*** Supplied records ***

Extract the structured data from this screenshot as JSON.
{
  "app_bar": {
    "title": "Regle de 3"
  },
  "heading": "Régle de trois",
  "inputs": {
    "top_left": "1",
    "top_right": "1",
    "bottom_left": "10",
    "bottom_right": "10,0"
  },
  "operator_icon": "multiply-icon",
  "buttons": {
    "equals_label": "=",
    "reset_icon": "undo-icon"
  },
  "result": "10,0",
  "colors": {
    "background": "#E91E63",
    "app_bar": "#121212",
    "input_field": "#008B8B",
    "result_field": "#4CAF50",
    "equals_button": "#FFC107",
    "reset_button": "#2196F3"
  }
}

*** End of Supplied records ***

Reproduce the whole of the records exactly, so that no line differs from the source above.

● Output for this task
Extract the structured data from this screenshot as JSON.
{
  "app_bar": {
    "title": "Regle de 3"
  },
  "heading": "Régle de trois",
  "inputs": {
    "top_left": "1",
    "top_right": "1",
    "bottom_left": "10",
    "bottom_right": "10,0"
  },
  "operator_icon": "multiply-icon",
  "buttons": {
    "equals_label": "=",
    "reset_icon": "undo-icon"
  },
  "result": "10,0",
  "colors": {
    "background": "#E91E63",
    "app_bar": "#121212",
    "input_field": "#008B8B",
    "result_field": "#4CAF50",
    "equals_button": "#FFC107",
    "reset_button": "#2196F3"
  }
}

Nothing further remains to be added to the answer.